It's important to note that PRISM director Chris Daly cautioned against reading too much into it regarding climate change. He told NPR that because the map goes off of minimum temperatures over a 30-year period, there was a lot of variability baked in. Its findings were consistent with an expected gradual trend of hardiness zones advancing northward, Daly said, but its application to the present is limited.

For some gardeners on the ground, however, change is already here. Hot Springs, Arkansas was one of the areas that shifted into a new zone on the 2023 map, and gardeners there have found conditions warm enough that they can consider growing tropical plants going forward.

The Plant Hardiness Zone Map has limited application

There's no denying climate change and its impacts on what can grow where, but gardeners looking to the USDA Plant Hardiness Zone map should know that even without climate change, it can only tell them so much. According to Plant Delights Nursery Inc., the map has some broad utility, but there are plenty of other factors to consider when planting your garden — and certain shortcomings of the map to bear in mind.

One of these downsides is the fact that areas on opposite ends of the country can end up in the same zone. Vancouver Island and Raleigh, North Carolina, for example, end up in the same zone because of their annual average lowest temperature. But North Carolina may only see that low temperature for a few days at most, while another area in the same zone can be stuck in it for much longer. Some plants can handle that kind of cold for just a short time, while others can endure it through the winter.
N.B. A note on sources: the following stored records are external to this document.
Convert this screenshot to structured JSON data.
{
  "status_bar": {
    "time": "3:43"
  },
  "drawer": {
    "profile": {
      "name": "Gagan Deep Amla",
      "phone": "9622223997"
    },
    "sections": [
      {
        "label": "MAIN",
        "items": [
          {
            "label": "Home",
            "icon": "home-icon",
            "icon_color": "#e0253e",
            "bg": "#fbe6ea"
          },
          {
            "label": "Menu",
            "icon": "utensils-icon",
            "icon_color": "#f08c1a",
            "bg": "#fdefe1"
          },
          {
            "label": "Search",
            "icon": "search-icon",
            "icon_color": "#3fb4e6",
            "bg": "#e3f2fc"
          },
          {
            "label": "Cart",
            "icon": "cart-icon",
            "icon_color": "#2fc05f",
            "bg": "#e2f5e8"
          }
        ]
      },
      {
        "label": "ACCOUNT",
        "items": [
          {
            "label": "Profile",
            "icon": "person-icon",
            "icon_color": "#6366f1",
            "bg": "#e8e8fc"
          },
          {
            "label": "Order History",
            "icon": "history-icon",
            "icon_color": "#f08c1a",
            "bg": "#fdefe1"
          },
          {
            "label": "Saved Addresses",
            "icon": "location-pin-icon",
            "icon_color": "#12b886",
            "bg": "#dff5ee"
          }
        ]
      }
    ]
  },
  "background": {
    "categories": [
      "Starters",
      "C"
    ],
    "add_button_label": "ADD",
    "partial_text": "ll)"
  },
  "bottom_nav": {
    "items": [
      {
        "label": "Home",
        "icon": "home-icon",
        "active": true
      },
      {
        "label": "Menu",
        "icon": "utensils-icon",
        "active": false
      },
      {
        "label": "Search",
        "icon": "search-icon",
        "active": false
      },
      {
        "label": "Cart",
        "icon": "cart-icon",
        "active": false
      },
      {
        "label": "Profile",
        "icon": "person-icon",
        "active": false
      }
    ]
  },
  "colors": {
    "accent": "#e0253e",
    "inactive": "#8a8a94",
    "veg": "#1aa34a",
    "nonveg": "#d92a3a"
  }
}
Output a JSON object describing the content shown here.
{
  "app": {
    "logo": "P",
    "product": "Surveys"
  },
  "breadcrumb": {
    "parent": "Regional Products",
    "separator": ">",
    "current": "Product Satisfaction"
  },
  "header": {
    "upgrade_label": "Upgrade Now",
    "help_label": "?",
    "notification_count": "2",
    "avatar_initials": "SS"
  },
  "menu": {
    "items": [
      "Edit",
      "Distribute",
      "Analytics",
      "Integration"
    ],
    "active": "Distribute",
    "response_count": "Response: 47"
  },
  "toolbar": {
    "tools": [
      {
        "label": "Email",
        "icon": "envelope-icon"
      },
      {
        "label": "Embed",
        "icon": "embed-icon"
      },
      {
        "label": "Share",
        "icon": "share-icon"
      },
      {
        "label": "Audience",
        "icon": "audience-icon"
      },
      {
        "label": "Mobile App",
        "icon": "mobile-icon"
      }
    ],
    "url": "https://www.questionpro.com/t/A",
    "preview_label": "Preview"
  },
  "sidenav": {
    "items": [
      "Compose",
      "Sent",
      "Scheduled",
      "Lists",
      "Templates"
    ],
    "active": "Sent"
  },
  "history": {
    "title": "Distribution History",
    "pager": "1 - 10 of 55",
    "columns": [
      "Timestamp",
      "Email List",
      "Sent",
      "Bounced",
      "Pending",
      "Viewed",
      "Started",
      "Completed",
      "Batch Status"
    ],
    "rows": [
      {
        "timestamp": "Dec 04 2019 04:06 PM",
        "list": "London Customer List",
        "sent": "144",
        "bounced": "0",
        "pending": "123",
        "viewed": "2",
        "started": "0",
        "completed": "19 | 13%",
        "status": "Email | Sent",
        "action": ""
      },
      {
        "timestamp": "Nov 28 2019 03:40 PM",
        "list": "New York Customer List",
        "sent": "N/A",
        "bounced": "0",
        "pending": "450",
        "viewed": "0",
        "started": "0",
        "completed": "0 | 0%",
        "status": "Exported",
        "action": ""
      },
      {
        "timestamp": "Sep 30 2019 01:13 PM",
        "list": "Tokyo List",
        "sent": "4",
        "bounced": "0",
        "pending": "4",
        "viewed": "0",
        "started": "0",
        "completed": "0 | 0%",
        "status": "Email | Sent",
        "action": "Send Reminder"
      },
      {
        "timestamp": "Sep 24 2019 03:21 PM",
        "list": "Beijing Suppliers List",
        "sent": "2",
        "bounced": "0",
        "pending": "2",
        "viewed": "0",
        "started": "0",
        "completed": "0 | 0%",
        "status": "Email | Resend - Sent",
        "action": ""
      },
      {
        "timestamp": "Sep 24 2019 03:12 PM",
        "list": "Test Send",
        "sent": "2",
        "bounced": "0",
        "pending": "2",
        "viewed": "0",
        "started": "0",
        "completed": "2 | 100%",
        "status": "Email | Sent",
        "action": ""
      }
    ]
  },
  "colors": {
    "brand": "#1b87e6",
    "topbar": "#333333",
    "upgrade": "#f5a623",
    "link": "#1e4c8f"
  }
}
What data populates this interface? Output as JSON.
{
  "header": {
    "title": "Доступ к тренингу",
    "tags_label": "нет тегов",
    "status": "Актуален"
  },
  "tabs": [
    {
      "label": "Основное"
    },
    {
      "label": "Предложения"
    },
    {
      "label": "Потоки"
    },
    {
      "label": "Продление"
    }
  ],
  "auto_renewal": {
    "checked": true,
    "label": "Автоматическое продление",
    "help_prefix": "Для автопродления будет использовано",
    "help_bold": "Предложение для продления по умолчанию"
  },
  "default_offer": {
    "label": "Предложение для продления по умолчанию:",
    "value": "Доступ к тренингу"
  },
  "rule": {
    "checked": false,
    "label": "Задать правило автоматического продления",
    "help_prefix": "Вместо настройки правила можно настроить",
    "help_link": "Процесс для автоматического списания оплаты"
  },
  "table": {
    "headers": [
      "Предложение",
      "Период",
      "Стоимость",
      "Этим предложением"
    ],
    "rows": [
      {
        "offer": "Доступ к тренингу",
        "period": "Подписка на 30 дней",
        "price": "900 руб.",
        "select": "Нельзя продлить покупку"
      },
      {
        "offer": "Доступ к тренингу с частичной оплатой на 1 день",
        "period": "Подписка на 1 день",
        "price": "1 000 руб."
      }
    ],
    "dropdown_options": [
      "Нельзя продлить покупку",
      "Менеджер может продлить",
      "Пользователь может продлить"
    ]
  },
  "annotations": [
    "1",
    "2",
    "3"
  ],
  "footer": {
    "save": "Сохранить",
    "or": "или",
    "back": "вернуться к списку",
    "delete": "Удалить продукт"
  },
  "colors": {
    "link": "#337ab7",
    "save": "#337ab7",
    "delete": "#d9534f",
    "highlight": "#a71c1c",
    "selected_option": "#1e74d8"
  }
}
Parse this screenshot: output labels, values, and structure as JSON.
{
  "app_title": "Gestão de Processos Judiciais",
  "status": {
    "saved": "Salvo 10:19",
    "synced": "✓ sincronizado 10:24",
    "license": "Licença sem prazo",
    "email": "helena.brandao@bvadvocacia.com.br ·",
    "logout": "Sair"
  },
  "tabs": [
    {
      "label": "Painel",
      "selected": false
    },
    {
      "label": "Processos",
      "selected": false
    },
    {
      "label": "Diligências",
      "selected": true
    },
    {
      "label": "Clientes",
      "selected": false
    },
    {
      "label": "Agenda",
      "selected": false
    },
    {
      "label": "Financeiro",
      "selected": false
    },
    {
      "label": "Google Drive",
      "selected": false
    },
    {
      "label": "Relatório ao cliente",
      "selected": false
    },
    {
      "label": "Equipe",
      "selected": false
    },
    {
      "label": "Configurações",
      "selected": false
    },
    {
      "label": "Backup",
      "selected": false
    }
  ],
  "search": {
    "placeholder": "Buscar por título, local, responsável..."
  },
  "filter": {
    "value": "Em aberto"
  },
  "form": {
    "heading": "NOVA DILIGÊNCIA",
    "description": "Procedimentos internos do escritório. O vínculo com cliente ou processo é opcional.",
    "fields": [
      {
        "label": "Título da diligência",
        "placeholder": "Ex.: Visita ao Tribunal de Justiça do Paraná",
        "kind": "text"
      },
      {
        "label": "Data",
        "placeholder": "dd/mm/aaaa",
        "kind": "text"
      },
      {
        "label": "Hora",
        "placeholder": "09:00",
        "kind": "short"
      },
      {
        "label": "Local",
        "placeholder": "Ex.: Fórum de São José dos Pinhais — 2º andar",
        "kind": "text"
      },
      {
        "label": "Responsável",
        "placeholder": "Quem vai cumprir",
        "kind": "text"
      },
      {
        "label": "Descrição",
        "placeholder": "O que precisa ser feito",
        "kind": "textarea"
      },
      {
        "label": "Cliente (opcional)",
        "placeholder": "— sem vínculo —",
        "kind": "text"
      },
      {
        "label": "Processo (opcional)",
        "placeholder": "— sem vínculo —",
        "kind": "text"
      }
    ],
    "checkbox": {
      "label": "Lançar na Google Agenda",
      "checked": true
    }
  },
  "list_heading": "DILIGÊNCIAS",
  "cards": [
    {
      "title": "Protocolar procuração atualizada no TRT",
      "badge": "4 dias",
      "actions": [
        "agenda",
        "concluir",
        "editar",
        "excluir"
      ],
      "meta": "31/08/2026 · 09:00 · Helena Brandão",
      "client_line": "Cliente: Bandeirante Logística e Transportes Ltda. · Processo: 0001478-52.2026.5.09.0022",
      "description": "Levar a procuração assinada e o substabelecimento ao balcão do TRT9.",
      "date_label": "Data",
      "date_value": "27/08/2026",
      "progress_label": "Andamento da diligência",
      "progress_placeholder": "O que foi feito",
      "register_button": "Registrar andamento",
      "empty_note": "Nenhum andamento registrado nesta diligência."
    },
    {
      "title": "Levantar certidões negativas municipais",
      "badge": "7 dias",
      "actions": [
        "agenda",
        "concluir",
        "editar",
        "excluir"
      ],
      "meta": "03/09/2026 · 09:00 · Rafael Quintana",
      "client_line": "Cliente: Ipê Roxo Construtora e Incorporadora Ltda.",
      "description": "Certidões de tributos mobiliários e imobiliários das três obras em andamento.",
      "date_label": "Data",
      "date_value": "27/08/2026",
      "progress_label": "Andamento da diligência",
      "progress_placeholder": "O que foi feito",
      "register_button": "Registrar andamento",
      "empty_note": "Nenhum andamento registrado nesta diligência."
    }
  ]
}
And areas with warmer summers can see greater sugar production by plants, which lets them stay hardy when it turns cold compared to their relatives in regions where summer stays cool.

To its credit, the USDA acknowledges the limits of its map. It advises gardeners to consider a wide range of variables, from soil to snowfall, winter chills to summer heat waves, when preparing their garden. And Plant Delights Nursery still recognizes the Plant Hardiness Zone Map as a handy tool — no more, and no less.